How does Germany regulate working in extreme heat? 

By law in Germany, employers are responsible for creating a safe environment for their workers. This means that they should try and keep the temperature below 26C at all times and are legally obliged to take action if the temperature goes above 30C. 

That could include putting blinds on the windows to prevent the glare of the sun, installing air conditioning systems or purchasing fans. In some cases – such as outdoor manual labour – it could also involve starting and finishing earlier in the day. 

And in really high temperatures, employers may simply decide to call the whole thing off and give their employees a ‘hitzefrei’ day – basically a heat-induced day off – to go and cool down in a lake. However, business owners are generally given free rein to decide how hot is too hot in this instance (except in the case of vulnerable workers). 

READ ALSO: Hitzefrei: Is it ever legally too hot to go to work or school in Germany?

Do the heat rules apply to ‘home office?’

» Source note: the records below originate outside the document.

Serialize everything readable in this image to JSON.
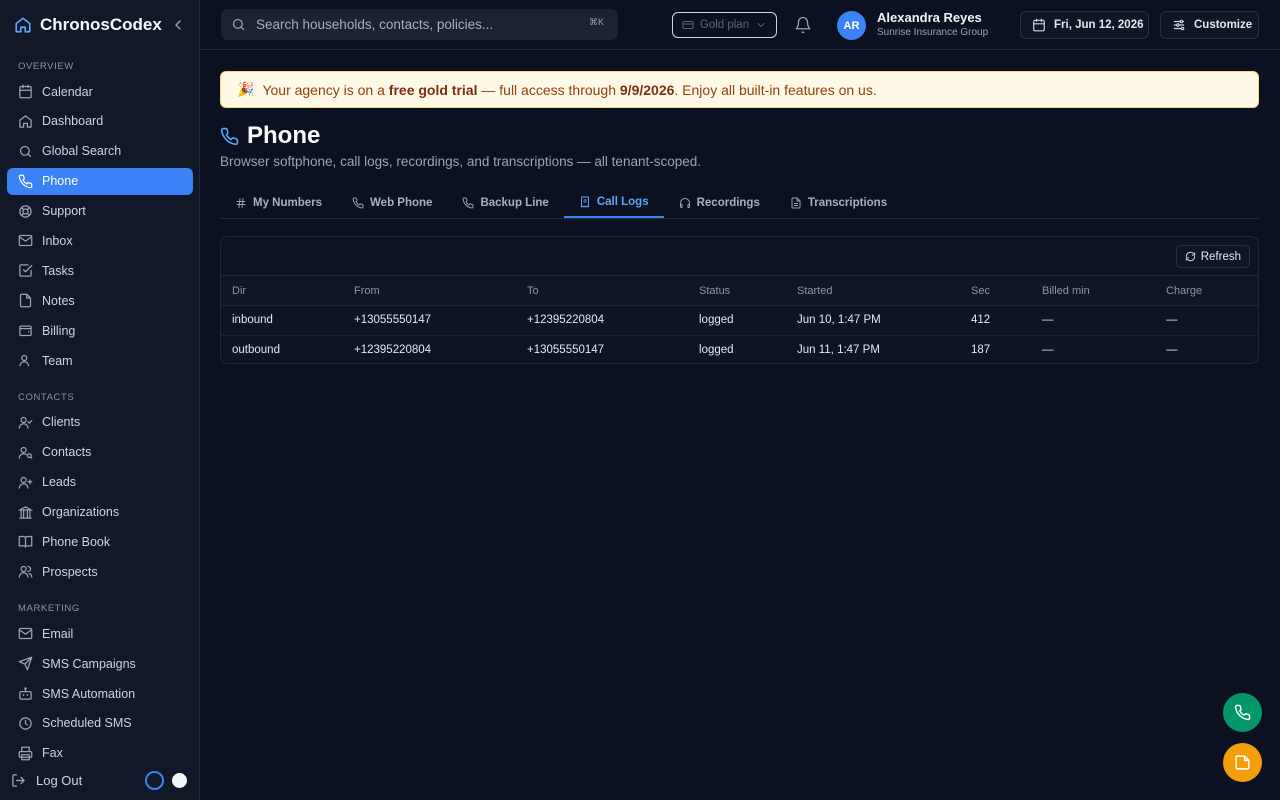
{
  "app": {
    "name": "ChronosCodex"
  },
  "sidebar": {
    "sections": [
      {
        "title": "OVERVIEW",
        "items": [
          {
            "label": "Calendar",
            "icon": "calendar-icon"
          },
          {
            "label": "Dashboard",
            "icon": "home-icon"
          },
          {
            "label": "Global Search",
            "icon": "search-icon"
          },
          {
            "label": "Phone",
            "icon": "phone-icon",
            "active": true
          },
          {
            "label": "Support",
            "icon": "lifebuoy-icon"
          },
          {
            "label": "Inbox",
            "icon": "mail-icon"
          },
          {
            "label": "Tasks",
            "icon": "check-square-icon"
          },
          {
            "label": "Notes",
            "icon": "file-icon"
          },
          {
            "label": "Billing",
            "icon": "wallet-icon"
          },
          {
            "label": "Team",
            "icon": "user-icon"
          }
        ]
      },
      {
        "title": "CONTACTS",
        "items": [
          {
            "label": "Clients",
            "icon": "user-check-icon"
          },
          {
            "label": "Contacts",
            "icon": "user-search-icon"
          },
          {
            "label": "Leads",
            "icon": "user-plus-icon"
          },
          {
            "label": "Organizations",
            "icon": "building-icon"
          },
          {
            "label": "Phone Book",
            "icon": "book-icon"
          },
          {
            "label": "Prospects",
            "icon": "users-icon"
          }
        ]
      },
      {
        "title": "MARKETING",
        "items": [
          {
            "label": "Email",
            "icon": "mail-icon"
          },
          {
            "label": "SMS Campaigns",
            "icon": "send-icon"
          },
          {
            "label": "SMS Automation",
            "icon": "bot-icon"
          },
          {
            "label": "Scheduled SMS",
            "icon": "clock-icon"
          },
          {
            "label": "Fax",
            "icon": "printer-icon"
          }
        ]
      }
    ],
    "logout_label": "Log Out"
  },
  "header": {
    "search_placeholder": "Search households, contacts, policies...",
    "search_shortcut": "⌘K",
    "plan_label": "Gold plan",
    "user": {
      "initials": "AR",
      "name": "Alexandra Reyes",
      "org": "Sunrise Insurance Group"
    },
    "date_label": "Fri, Jun 12, 2026",
    "customize_label": "Customize"
  },
  "banner": {
    "emoji": "🎉",
    "pre": "Your agency is on a ",
    "highlight": "free gold trial",
    "mid": " — full access through ",
    "date": "9/9/2026",
    "post": ". Enjoy all built-in features on us."
  },
  "page": {
    "title": "Phone",
    "subtitle": "Browser softphone, call logs, recordings, and transcriptions — all tenant-scoped.",
    "tabs": [
      {
        "label": "My Numbers",
        "icon": "hash-icon"
      },
      {
        "label": "Web Phone",
        "icon": "phone-icon"
      },
      {
        "label": "Backup Line",
        "icon": "phone-icon"
      },
      {
        "label": "Call Logs",
        "icon": "list-icon",
        "active": true
      },
      {
        "label": "Recordings",
        "icon": "headphones-icon"
      },
      {
        "label": "Transcriptions",
        "icon": "file-text-icon"
      }
    ]
  },
  "call_logs": {
    "refresh_label": "Refresh",
    "columns": [
      "Dir",
      "From",
      "To",
      "Status",
      "Started",
      "Sec",
      "Billed min",
      "Charge"
    ],
    "rows": [
      [
        "inbound",
        "+13055550147",
        "+12395220804",
        "logged",
        "Jun 10, 1:47 PM",
        "412",
        "—",
        "—"
      ],
      [
        "outbound",
        "+12395220804",
        "+13055550147",
        "logged",
        "Jun 11, 1:47 PM",
        "187",
        "—",
        "—"
      ]
    ]
  },
  "colors": {
    "accent": "#3b82f6",
    "background": "#0b1120",
    "sidebar": "#111827",
    "banner_bg": "#fef9e7",
    "fab_phone": "#059669",
    "fab_note": "#f59e0b"
  }
}
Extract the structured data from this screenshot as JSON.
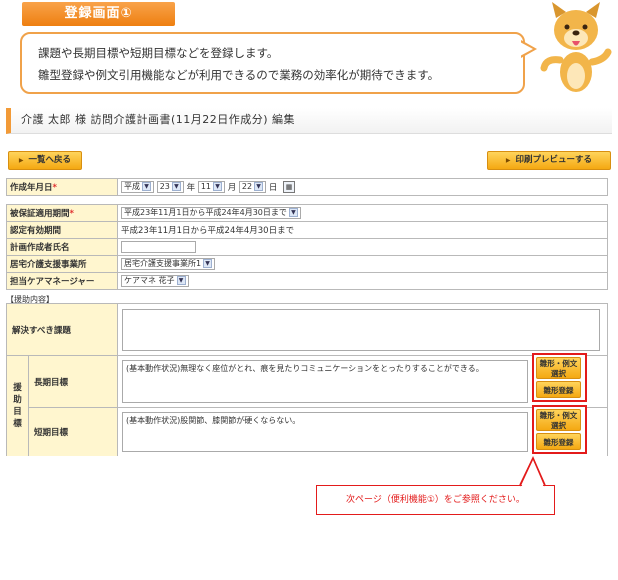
{
  "header": {
    "badge": "登録画面①",
    "bubble_line1": "課題や長期目標や短期目標などを登録します。",
    "bubble_line2": "雛型登録や例文引用機能などが利用できるので業務の効率化が期待できます。"
  },
  "page": {
    "title": "介護 太郎 様 訪問介護計画書(11月22日作成分)  編集"
  },
  "toolbar": {
    "back_label": "一覧へ戻る",
    "print_label": "印刷プレビューする"
  },
  "form": {
    "created_date": {
      "label": "作成年月日",
      "required_mark": "*",
      "era": "平成",
      "year": "23",
      "year_unit": "年",
      "month": "11",
      "month_unit": "月",
      "day": "22",
      "day_unit": "日"
    },
    "insurance_period": {
      "label": "被保証適用期間",
      "required_mark": "*",
      "value": "平成23年11月1日から平成24年4月30日まで"
    },
    "valid_period": {
      "label": "認定有効期間",
      "value": "平成23年11月1日から平成24年4月30日まで"
    },
    "author": {
      "label": "計画作成者氏名",
      "value": ""
    },
    "office": {
      "label": "居宅介護支援事業所",
      "value": "居宅介護支援事業所1"
    },
    "manager": {
      "label": "担当ケアマネージャー",
      "value": "ケアマネ 花子"
    }
  },
  "support": {
    "section_label": "【援助内容】",
    "issue_label": "解決すべき課題",
    "issue_value": "",
    "group_label": "援助目標",
    "long_label": "長期目標",
    "long_value": "(基本動作状況)無理なく座位がとれ、痕を見たりコミュニケーションをとったりすることができる。",
    "short_label": "短期目標",
    "short_value": "(基本動作状況)股関節、膝関節が硬くならない。",
    "template_select_label": "雛形・例文選択",
    "template_register_label": "雛形登録"
  },
  "callout": {
    "text": "次ページ（便利機能①）をご参照ください。"
  },
  "colors": {
    "accent": "#ee7f10",
    "label_bg": "#fff6cf",
    "highlight": "#e31b1b"
  }
}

Unfortunately not. In most cases in Germany, the company isn’t directly involved in setting up the workspace for an employee that works from home, aside from possibly providing a laptop or phone for remote use. 

“The occupational health and safety regulations regarding room temperature do not apply in this case,” labour law expert Meike Brecklinghaus told German business publication T3N. “This is because the employer does not have direct access to the employee’s workplace and in this respect cannot take remedial action.”

That means that on hot days, it’s the employee’s own responsibility to make sure the environment is suitable for working in. 

woman works from home in Germany

A woman works in her living room at home. Photo: picture alliance/dpa | Daniel Naupold

One duty employers do have, however, is to instruct their workers about the best way to set up a healthy work environment at home, for example by giving guidance on how to regulate the temperature. 

“In the end, it is the employee’s responsibility to maintain his or her workplace in a condition in which he or she can perform his or her work without the threat of health impairments,” Brecklinghaus explained.

What can home office workers do in hot weather?

There are plenty of ways to keep flats cooler in the summer months, including purchasing your own fan, keeping curtains or blinds drawn and ventilating the rooms in the evening or early morning when the weather is cooler.

However, if heat is really becoming a problem, it’s a good idea to communicate this to your employer. This is especially important if you have a health condition that makes it more dangerous to work in hot weather. 

In some cases, you might be able to negotiate for the employer to pay for the purchase of a fan or mobile air conditioner as goodwill gesture. If possible, you could also arrange to travel to the office where the temperature should be better regulated.

Another option for early birds or night owls is to arrange more flexible working hours so you can avoid sweltering at your desk in the midday sun, although this of course depends on operational factors. 

READ ASO: Jobs in Germany: Should foreign workers join a union?